EXERCISE INSTRUCTIONS: The entries follow. Copy every line in which "this" appears.

Records from a collection:
⁂

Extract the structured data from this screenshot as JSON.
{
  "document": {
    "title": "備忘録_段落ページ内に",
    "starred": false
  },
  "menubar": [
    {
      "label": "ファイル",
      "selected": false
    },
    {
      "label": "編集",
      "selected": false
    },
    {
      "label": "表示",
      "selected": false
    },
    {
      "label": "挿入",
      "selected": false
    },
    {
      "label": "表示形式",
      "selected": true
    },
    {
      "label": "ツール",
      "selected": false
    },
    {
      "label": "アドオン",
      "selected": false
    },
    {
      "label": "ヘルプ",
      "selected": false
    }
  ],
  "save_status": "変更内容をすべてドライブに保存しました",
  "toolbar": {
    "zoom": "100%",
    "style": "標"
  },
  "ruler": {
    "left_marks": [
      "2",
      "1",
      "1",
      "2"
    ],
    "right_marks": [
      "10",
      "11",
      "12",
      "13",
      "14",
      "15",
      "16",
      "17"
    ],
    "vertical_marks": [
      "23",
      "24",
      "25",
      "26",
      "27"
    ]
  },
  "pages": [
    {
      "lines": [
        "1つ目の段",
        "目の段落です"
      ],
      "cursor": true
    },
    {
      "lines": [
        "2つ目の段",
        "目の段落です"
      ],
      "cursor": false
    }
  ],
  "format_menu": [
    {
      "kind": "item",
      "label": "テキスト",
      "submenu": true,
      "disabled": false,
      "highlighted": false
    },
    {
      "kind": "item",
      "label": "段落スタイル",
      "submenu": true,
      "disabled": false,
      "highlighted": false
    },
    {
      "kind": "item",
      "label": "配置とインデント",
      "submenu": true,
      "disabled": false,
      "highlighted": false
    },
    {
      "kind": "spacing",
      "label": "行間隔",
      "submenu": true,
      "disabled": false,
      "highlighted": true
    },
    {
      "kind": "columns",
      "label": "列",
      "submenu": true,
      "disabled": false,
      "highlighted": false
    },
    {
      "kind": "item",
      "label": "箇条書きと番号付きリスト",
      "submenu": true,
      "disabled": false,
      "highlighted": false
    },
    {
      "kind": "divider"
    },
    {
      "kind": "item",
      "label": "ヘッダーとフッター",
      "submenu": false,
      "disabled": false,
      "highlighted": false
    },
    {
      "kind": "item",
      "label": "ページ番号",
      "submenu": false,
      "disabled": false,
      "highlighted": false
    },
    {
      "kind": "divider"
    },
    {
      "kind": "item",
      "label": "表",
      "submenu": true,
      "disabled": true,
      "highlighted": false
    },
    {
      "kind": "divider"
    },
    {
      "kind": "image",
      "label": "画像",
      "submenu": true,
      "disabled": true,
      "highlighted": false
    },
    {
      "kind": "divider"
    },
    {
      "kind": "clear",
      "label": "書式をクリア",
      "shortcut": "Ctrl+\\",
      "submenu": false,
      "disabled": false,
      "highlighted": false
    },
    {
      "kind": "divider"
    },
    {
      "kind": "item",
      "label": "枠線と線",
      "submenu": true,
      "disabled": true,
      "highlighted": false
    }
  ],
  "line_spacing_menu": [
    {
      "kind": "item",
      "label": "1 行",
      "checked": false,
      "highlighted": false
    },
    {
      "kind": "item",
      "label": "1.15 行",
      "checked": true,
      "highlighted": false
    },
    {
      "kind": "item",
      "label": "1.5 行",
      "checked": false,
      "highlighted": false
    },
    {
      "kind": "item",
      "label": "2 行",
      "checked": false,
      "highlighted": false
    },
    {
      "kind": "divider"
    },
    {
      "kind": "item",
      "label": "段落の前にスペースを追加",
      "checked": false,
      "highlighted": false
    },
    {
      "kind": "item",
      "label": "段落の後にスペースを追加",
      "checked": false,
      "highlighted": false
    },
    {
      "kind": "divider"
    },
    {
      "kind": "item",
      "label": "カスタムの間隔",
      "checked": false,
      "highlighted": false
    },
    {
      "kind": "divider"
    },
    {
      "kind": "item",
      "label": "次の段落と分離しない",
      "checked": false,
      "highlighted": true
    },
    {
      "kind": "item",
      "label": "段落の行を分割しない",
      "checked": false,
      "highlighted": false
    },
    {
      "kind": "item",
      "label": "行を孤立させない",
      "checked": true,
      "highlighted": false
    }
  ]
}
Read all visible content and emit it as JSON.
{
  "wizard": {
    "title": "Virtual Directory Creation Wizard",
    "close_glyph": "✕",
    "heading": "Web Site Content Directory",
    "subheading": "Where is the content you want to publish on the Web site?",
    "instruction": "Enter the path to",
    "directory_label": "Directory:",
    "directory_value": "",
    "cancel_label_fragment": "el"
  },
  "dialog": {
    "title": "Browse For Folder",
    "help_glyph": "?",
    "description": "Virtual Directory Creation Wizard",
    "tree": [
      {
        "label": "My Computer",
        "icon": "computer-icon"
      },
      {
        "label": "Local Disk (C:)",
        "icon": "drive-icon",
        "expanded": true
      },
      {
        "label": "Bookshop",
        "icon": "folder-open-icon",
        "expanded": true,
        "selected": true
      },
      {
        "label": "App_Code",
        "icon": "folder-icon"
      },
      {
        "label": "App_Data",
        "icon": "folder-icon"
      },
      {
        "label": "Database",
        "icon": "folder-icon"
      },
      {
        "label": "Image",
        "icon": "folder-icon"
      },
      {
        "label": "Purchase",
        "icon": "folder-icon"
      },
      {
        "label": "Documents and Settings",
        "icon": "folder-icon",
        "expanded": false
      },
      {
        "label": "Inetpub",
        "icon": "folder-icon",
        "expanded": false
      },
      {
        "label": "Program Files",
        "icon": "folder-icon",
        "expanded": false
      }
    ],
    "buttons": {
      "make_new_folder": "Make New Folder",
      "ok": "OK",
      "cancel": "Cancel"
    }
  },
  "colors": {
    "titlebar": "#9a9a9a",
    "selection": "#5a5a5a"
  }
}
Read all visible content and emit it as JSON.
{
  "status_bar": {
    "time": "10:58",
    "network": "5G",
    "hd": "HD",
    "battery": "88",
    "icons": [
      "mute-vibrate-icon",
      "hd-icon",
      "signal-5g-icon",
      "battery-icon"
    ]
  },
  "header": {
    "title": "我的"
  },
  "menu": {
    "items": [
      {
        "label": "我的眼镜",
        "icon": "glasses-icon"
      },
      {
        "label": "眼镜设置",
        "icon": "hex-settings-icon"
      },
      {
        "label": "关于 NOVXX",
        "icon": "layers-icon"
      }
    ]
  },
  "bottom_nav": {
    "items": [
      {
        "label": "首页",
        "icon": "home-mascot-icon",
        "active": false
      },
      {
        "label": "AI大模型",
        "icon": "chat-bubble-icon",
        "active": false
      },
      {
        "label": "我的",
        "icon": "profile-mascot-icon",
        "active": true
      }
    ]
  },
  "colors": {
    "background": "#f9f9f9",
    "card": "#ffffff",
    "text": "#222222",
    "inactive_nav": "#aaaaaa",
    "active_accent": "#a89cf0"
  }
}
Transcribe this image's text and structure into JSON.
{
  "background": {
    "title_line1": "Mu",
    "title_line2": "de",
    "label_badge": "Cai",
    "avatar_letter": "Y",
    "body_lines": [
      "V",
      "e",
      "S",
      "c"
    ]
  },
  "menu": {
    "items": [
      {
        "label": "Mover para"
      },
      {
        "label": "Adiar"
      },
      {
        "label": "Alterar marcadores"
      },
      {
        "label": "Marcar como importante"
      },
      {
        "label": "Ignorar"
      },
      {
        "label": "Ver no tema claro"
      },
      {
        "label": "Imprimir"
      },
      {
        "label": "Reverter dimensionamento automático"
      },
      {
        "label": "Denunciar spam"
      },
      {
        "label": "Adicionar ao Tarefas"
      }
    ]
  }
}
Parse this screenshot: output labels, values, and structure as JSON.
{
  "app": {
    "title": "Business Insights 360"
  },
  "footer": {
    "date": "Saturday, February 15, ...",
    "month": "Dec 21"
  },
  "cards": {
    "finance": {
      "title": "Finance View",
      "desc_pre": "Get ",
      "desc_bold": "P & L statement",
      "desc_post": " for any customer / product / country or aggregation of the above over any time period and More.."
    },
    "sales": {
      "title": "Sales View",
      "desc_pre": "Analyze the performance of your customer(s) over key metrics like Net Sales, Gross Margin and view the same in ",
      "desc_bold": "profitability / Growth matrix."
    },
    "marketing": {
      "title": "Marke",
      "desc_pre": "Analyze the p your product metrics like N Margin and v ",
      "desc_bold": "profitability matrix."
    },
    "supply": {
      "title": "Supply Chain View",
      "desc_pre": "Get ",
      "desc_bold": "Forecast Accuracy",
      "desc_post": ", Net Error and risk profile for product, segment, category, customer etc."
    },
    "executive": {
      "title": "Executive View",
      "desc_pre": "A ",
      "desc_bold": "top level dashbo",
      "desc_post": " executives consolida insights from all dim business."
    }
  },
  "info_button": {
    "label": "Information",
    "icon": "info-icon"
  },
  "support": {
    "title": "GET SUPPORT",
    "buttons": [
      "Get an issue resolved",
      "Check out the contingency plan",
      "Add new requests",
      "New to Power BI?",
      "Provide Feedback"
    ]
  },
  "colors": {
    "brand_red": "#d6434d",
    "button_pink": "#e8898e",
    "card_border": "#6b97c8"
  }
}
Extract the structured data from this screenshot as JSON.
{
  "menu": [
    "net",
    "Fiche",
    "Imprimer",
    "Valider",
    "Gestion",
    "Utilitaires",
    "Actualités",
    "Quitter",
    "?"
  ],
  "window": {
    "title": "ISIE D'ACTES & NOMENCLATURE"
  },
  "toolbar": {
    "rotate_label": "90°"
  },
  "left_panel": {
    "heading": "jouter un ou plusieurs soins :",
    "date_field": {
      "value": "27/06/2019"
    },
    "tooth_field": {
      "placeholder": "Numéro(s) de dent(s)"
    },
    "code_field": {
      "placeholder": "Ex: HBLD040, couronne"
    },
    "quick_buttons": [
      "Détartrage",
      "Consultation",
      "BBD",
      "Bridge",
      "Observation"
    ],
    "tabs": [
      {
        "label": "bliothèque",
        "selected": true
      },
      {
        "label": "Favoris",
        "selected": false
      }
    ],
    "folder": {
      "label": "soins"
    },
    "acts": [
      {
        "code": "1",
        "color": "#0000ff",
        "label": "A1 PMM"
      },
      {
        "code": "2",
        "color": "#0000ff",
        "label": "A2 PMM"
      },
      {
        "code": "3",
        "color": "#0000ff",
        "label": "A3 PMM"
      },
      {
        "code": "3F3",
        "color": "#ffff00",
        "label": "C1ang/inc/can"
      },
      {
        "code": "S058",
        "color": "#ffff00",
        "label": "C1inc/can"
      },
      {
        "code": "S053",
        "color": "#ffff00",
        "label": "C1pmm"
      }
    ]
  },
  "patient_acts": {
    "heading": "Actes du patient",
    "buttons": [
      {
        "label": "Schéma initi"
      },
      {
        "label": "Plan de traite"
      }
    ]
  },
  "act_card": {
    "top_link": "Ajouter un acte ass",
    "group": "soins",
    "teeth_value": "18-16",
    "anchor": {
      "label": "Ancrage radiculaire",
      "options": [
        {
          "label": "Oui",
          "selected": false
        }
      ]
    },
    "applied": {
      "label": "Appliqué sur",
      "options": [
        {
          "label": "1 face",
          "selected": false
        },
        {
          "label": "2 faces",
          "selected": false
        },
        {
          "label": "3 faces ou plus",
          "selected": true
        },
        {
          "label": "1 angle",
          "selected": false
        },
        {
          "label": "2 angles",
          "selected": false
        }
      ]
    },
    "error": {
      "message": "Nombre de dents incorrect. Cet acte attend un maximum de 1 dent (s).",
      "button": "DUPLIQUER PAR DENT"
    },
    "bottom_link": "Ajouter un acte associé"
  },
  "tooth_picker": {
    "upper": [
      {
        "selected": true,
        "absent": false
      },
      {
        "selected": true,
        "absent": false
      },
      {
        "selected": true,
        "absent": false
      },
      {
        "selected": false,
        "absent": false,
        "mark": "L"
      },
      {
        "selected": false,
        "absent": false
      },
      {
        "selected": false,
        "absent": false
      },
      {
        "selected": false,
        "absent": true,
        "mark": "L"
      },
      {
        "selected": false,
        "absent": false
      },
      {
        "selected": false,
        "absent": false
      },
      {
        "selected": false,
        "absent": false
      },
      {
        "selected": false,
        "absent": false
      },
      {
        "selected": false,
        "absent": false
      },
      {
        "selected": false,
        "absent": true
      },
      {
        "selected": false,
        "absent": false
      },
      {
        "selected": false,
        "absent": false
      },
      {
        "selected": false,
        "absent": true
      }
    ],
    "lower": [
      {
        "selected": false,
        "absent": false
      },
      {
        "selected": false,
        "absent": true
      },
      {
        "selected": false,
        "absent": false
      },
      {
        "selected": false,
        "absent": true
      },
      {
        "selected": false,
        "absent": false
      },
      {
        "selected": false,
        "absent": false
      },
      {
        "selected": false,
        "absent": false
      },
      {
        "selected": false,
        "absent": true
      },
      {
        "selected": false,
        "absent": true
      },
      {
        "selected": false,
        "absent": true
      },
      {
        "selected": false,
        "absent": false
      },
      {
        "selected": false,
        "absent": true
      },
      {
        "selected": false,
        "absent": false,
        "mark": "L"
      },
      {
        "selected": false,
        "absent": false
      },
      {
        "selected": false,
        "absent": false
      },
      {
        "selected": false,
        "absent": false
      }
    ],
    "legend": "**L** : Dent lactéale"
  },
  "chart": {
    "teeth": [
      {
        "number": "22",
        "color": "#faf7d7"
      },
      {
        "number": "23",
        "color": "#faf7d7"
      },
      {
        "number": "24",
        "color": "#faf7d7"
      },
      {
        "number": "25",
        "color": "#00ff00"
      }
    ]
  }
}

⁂

COMPLETED EXERCISE:
Extract the structured data from this screenshot as JSON.
Transcribe this image's text and structure into JSON.
Parse this screenshot: output labels, values, and structure as JSON.
Extract the structured data from this screenshot as JSON.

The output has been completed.